Republican presidential candidate Sen. Ted Cruz, R-Texas, campaigns Tuesday, Dec. 22, 2015, in Knoxville, Tenn. (AP Photo/Wade Payne)

KNOXVILLE, Tenn. -- Sen. Ted Cruz, who has questioned the existence of global warming, said Tuesday that if he were elected president, he would withdraw the United States from the landmark climate agreement reached in Paris earlier this month.

"Barack Obama seems to think the SUV parked in your driveway is a bigger threat to national security than radical Islamic terrorists who want to kill us. That’s just nutty," Cruz told reporters in a high school classroom here. "These are ideologues, they don’t focus on the facts, they won’t address the facts, and what they’re interested [in] instead is more and more government power."

Cruz has long sounded a skeptical note on climate change. He chairs the Senate subcommittee that oversees NASA and has said that the space agency needs to focus more on getting off Earth and less time studying what happens on the planet, specifically when it comes to matters of climate change.
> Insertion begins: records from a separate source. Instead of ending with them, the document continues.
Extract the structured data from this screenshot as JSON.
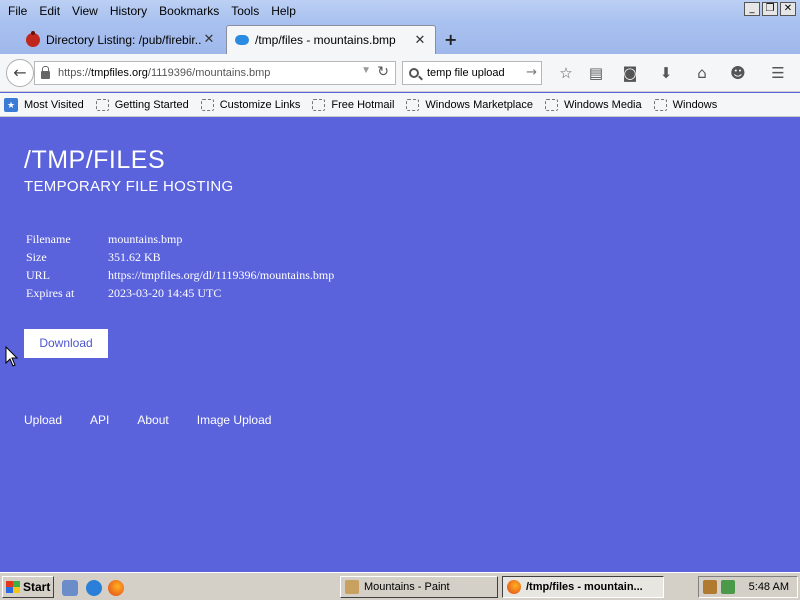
{
  "menubar": {
    "items": [
      "File",
      "Edit",
      "View",
      "History",
      "Bookmarks",
      "Tools",
      "Help"
    ],
    "window_buttons": [
      "_",
      "❐",
      "✕"
    ]
  },
  "tabs": [
    {
      "title": "Directory Listing: /pub/firebir...",
      "icon": "bug-icon",
      "active": false
    },
    {
      "title": "/tmp/files - mountains.bmp",
      "icon": "cloud-upload-icon",
      "active": true
    }
  ],
  "newtab_label": "+",
  "navbar": {
    "url_prefix": "https://",
    "url_host": "tmpfiles.org",
    "url_path": "/1119396/mountains.bmp",
    "search_value": "temp file upload"
  },
  "bookmarks": [
    "Most Visited",
    "Getting Started",
    "Customize Links",
    "Free Hotmail",
    "Windows Marketplace",
    "Windows Media",
    "Windows"
  ],
  "page": {
    "title": "/TMP/FILES",
    "subtitle": "TEMPORARY FILE HOSTING",
    "info": [
      {
        "label": "Filename",
        "value": "mountains.bmp"
      },
      {
        "label": "Size",
        "value": "351.62 KB"
      },
      {
        "label": "URL",
        "value": "https://tmpfiles.org/dl/1119396/mountains.bmp"
      },
      {
        "label": "Expires at",
        "value": "2023-03-20 14:45 UTC"
      }
    ],
    "download_label": "Download",
    "footer_links": [
      "Upload",
      "API",
      "About",
      "Image Upload"
    ],
    "background_color": "#5a62dc"
  },
  "taskbar": {
    "start_label": "Start",
    "tasks": [
      {
        "label": "Mountains - Paint",
        "active": false
      },
      {
        "label": "/tmp/files - mountain...",
        "active": true
      }
    ],
    "clock": "5:48 AM"
  }
}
The Texas Republican said at a Senate hearing earlier this month that temperatures on the Earth haven't changed in 18 years, sparring with a retired Navy rear admiral and meteorologist who said that the Earth's temperature had risen during that time.

"Those facts are, to use Al Gore’s phrase, an inconvenient truth," Cruz said in Knoxville. He accused the administration and other countries of using climate change as an excuse to increase regulations and make life more expensive.
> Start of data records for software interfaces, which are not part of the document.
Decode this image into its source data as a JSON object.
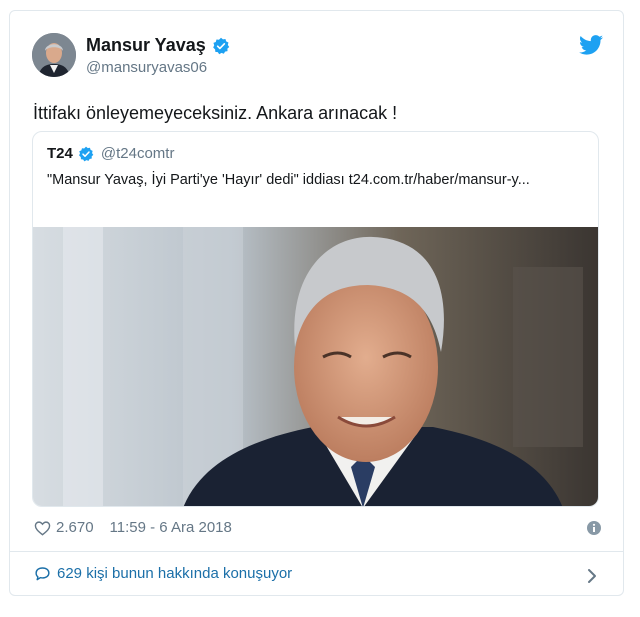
{
  "author": {
    "name": "Mansur Yavaş",
    "handle": "@mansuryavas06",
    "verified": true
  },
  "tweet": {
    "text": "İttifakı önleyemeyeceksiniz. Ankara arınacak !"
  },
  "quoted": {
    "name": "T24",
    "handle": "@t24comtr",
    "verified": true,
    "text": "\"Mansur Yavaş, İyi Parti'ye 'Hayır' dedi\" iddiası t24.com.tr/haber/mansur-y..."
  },
  "meta": {
    "likes": "2.670",
    "timestamp": "11:59 - 6 Ara 2018"
  },
  "conversation": {
    "label": "629 kişi bunun hakkında konuşuyor"
  },
  "colors": {
    "accent": "#1da1f2",
    "link": "#1b6fa8",
    "muted": "#657786",
    "border": "#e1e8ed"
  },
  "icons": [
    "verified-badge-icon",
    "twitter-bird-icon",
    "heart-icon",
    "info-icon",
    "speech-bubble-icon",
    "chevron-right-icon"
  ]
}
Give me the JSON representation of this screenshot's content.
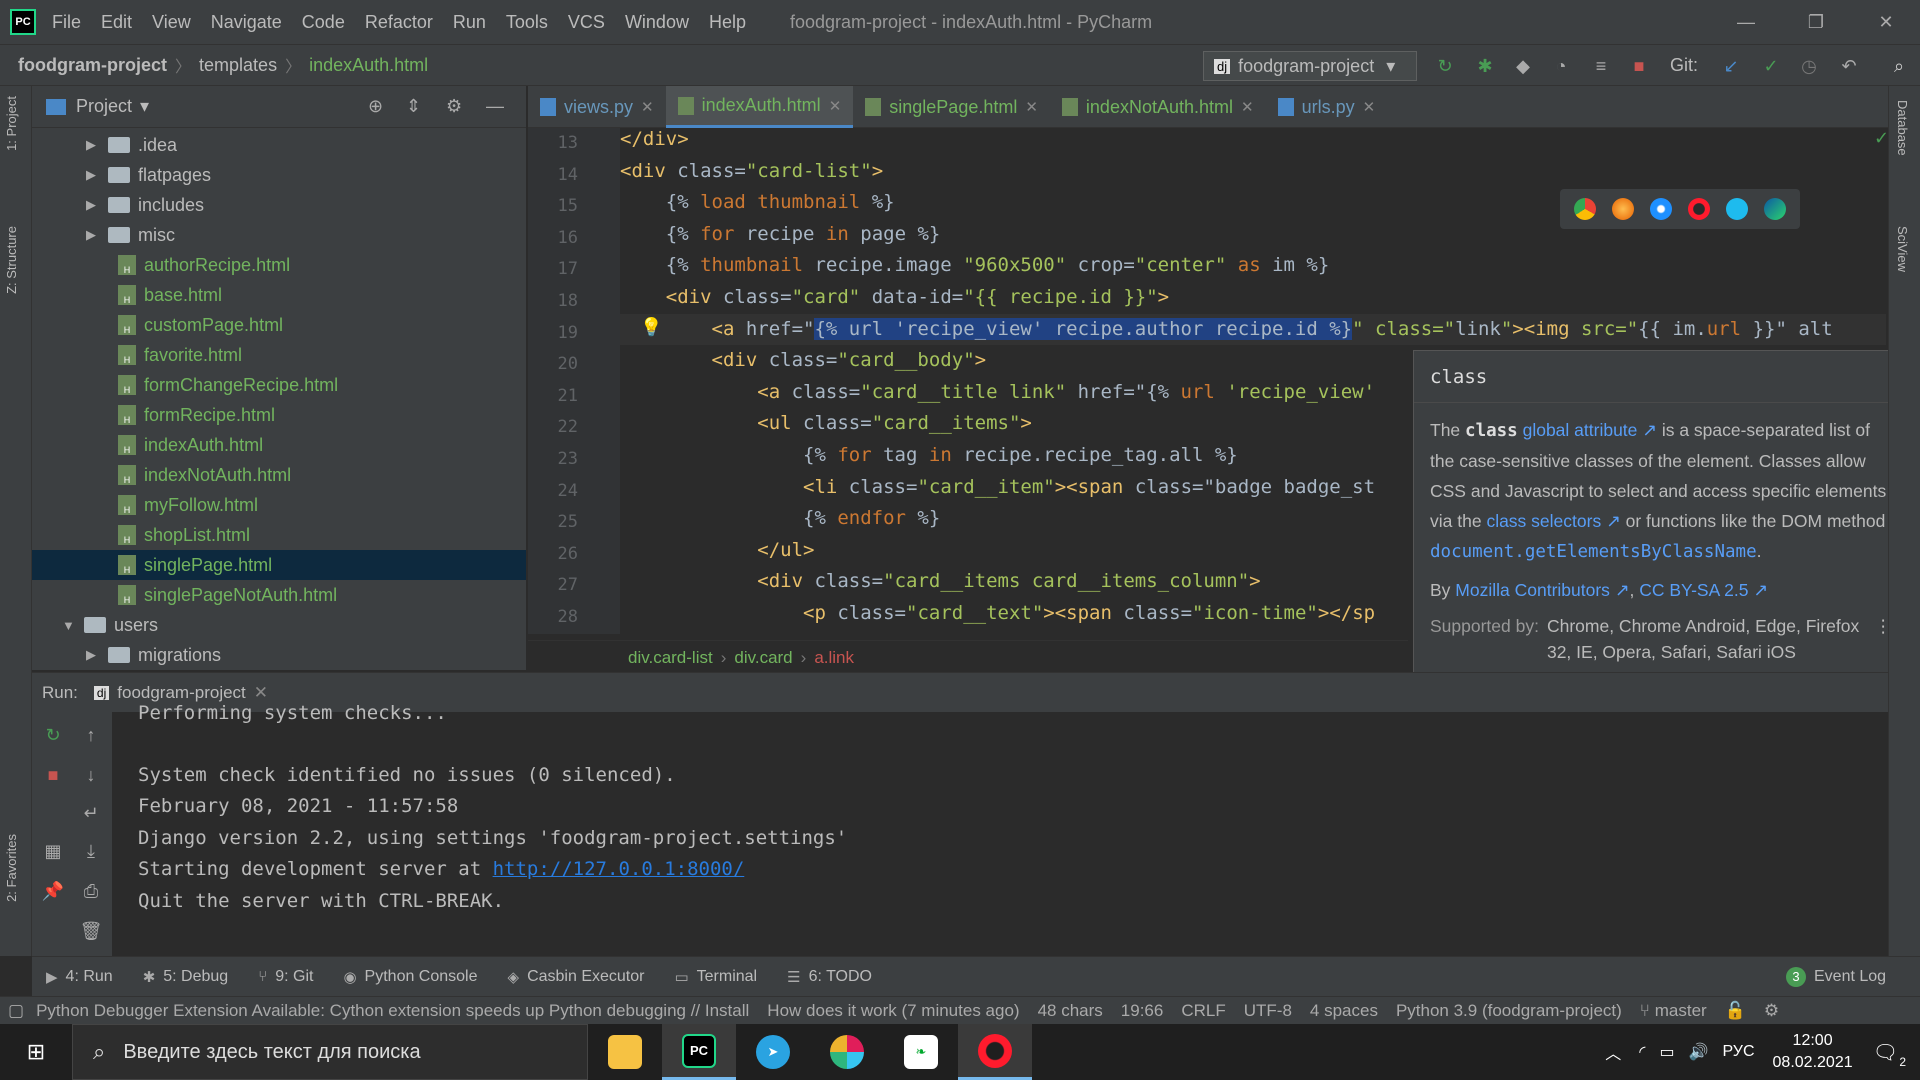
{
  "titlebar": {
    "menu": [
      "File",
      "Edit",
      "View",
      "Navigate",
      "Code",
      "Refactor",
      "Run",
      "Tools",
      "VCS",
      "Window",
      "Help"
    ],
    "window_title": "foodgram-project - indexAuth.html - PyCharm"
  },
  "navbar": {
    "crumbs": [
      "foodgram-project",
      "templates",
      "indexAuth.html"
    ],
    "run_config": "foodgram-project",
    "git_label": "Git:"
  },
  "left_strip": {
    "project_tab": "1: Project",
    "structure_tab": "Z: Structure",
    "favorites_tab": "2: Favorites"
  },
  "right_strip": {
    "database_tab": "Database",
    "sciview_tab": "SciView"
  },
  "project": {
    "title": "Project",
    "items": [
      {
        "label": ".idea",
        "type": "folder"
      },
      {
        "label": "flatpages",
        "type": "folder"
      },
      {
        "label": "includes",
        "type": "folder"
      },
      {
        "label": "misc",
        "type": "folder"
      },
      {
        "label": "authorRecipe.html",
        "type": "html"
      },
      {
        "label": "base.html",
        "type": "html"
      },
      {
        "label": "customPage.html",
        "type": "html"
      },
      {
        "label": "favorite.html",
        "type": "html"
      },
      {
        "label": "formChangeRecipe.html",
        "type": "html"
      },
      {
        "label": "formRecipe.html",
        "type": "html"
      },
      {
        "label": "indexAuth.html",
        "type": "html"
      },
      {
        "label": "indexNotAuth.html",
        "type": "html"
      },
      {
        "label": "myFollow.html",
        "type": "html"
      },
      {
        "label": "shopList.html",
        "type": "html"
      },
      {
        "label": "singlePage.html",
        "type": "html",
        "selected": true
      },
      {
        "label": "singlePageNotAuth.html",
        "type": "html"
      },
      {
        "label": "users",
        "type": "folder-open"
      },
      {
        "label": "migrations",
        "type": "folder"
      }
    ]
  },
  "editor": {
    "tabs": [
      {
        "label": "views.py",
        "kind": "py"
      },
      {
        "label": "indexAuth.html",
        "kind": "html",
        "active": true
      },
      {
        "label": "singlePage.html",
        "kind": "html"
      },
      {
        "label": "indexNotAuth.html",
        "kind": "html"
      },
      {
        "label": "urls.py",
        "kind": "py"
      }
    ],
    "line_numbers": [
      "13",
      "14",
      "15",
      "16",
      "17",
      "18",
      "19",
      "20",
      "21",
      "22",
      "23",
      "24",
      "25",
      "26",
      "27",
      "28"
    ],
    "lines": [
      "</div>",
      "<div class=\"card-list\">",
      "    {% load thumbnail %}",
      "    {% for recipe in page %}",
      "    {% thumbnail recipe.image \"960x500\" crop=\"center\" as im %}",
      "    <div class=\"card\" data-id=\"{{ recipe.id }}\">",
      "        <a href=\"{% url 'recipe_view' recipe.author recipe.id %}\" class=\"link\"><img src=\"{{ im.url }}\" alt",
      "        <div class=\"card__body\">",
      "            <a class=\"card__title link\" href=\"{% url 'recipe_view'",
      "            <ul class=\"card__items\">",
      "                {% for tag in recipe.recipe_tag.all %}",
      "                <li class=\"card__item\"><span class=\"badge badge_st",
      "                {% endfor %}",
      "            </ul>",
      "            <div class=\"card__items card__items_column\">",
      "                <p class=\"card__text\"><span class=\"icon-time\"></sp"
    ],
    "breadcrumb": [
      "div.card-list",
      "div.card",
      "a.link"
    ]
  },
  "doc_popup": {
    "title": "class",
    "p1_pre": "The ",
    "p1_bold": "class",
    "p1_link": "global attribute",
    "p1_post": " is a space-separated list of the case-sensitive classes of the element. Classes allow CSS and Javascript to select and access specific elements via the ",
    "p1_link2": "class selectors",
    "p1_post2": " or functions like the DOM method ",
    "p1_code": "document.getElementsByClassName",
    "p1_end": ".",
    "by": "By ",
    "by_link": "Mozilla Contributors",
    "license": "CC BY-SA 2.5",
    "supported_label": "Supported by:",
    "supported": "Chrome, Chrome Android, Edge, Firefox 32, IE, Opera, Safari, Safari iOS"
  },
  "run": {
    "label": "Run:",
    "tab": "foodgram-project",
    "console": [
      "Performing system checks...",
      "",
      "System check identified no issues (0 silenced).",
      "February 08, 2021 - 11:57:58",
      "Django version 2.2, using settings 'foodgram-project.settings'",
      "Starting development server at ",
      "Quit the server with CTRL-BREAK."
    ],
    "server_url": "http://127.0.0.1:8000/"
  },
  "tool_tabs": [
    "4: Run",
    "5: Debug",
    "9: Git",
    "Python Console",
    "Casbin Executor",
    "Terminal",
    "6: TODO"
  ],
  "event_log": "Event Log",
  "event_count": "3",
  "statusbar": {
    "message": "Python Debugger Extension Available: Cython extension speeds up Python debugging // Install",
    "howto": "How does it work (7 minutes ago)",
    "chars": "48 chars",
    "position": "19:66",
    "line_sep": "CRLF",
    "encoding": "UTF-8",
    "indent": "4 spaces",
    "interpreter": "Python 3.9 (foodgram-project)",
    "branch": "master"
  },
  "taskbar": {
    "search_placeholder": "Введите здесь текст для поиска",
    "lang": "РУС",
    "time": "12:00",
    "date": "08.02.2021",
    "notifications": "2"
  }
}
"So they set them aside and continue to propose jacking up the cost of millions of Americans’ day to day living. Jacking up your car bill, jacking up your electric bill, jacking up the cost of people who are struggling," Cruz said.
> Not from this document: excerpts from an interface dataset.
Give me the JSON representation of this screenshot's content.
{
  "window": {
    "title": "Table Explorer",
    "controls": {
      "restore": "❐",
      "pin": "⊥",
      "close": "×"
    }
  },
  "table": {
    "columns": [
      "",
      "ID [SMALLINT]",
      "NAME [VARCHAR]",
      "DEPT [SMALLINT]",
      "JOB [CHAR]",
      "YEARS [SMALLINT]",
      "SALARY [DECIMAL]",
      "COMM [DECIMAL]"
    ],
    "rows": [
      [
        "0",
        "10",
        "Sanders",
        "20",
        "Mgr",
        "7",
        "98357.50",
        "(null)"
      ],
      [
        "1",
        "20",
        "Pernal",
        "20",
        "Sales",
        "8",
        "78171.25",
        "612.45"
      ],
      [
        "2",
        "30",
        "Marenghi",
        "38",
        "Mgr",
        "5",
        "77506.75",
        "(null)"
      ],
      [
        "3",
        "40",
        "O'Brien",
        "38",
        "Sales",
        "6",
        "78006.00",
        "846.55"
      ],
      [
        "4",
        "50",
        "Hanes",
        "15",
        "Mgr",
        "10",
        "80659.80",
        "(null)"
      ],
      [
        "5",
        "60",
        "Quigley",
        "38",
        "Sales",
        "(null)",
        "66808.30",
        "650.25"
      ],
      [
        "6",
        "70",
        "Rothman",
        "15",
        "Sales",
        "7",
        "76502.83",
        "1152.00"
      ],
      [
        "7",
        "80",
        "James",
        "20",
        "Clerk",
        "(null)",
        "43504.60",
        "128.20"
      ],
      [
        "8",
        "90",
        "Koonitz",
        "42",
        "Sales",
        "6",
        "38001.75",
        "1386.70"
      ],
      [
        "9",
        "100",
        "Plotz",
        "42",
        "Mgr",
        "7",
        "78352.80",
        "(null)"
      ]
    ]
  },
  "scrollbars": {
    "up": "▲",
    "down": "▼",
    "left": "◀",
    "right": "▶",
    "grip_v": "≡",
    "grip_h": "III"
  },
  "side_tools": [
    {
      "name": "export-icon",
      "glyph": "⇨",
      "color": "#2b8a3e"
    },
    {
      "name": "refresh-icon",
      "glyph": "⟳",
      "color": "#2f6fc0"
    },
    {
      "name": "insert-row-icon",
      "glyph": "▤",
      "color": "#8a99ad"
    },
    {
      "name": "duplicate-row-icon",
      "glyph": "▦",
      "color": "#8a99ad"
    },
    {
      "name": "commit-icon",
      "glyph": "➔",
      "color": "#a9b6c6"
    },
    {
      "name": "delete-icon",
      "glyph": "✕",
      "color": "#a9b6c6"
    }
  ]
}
Delegates from 196 nations approved a historic climate deal after 13 days of negotiating on Saturday, Dec. 12. Here's what you need to know about the accord. (Monica Akhtar/The Washington Post)

Earlier this month negotiators in Paris approved a historic climate accord that aims at limiting carbon dioxide emissions. It is not, however, binding, and the United States can walk away from it.

"In the event of a Republican administration that wants to undo the Clean Power Plan and other domestic regulations and to void the Paris agreement," Michael Burger, executive director of the Sabin Center for Climate Change Law at Columbia University and a lecturer at the school, told The Washington Post's Philip Bump earlier this month. "the option would be available to simply withdraw from the agreement."

This post has been updated.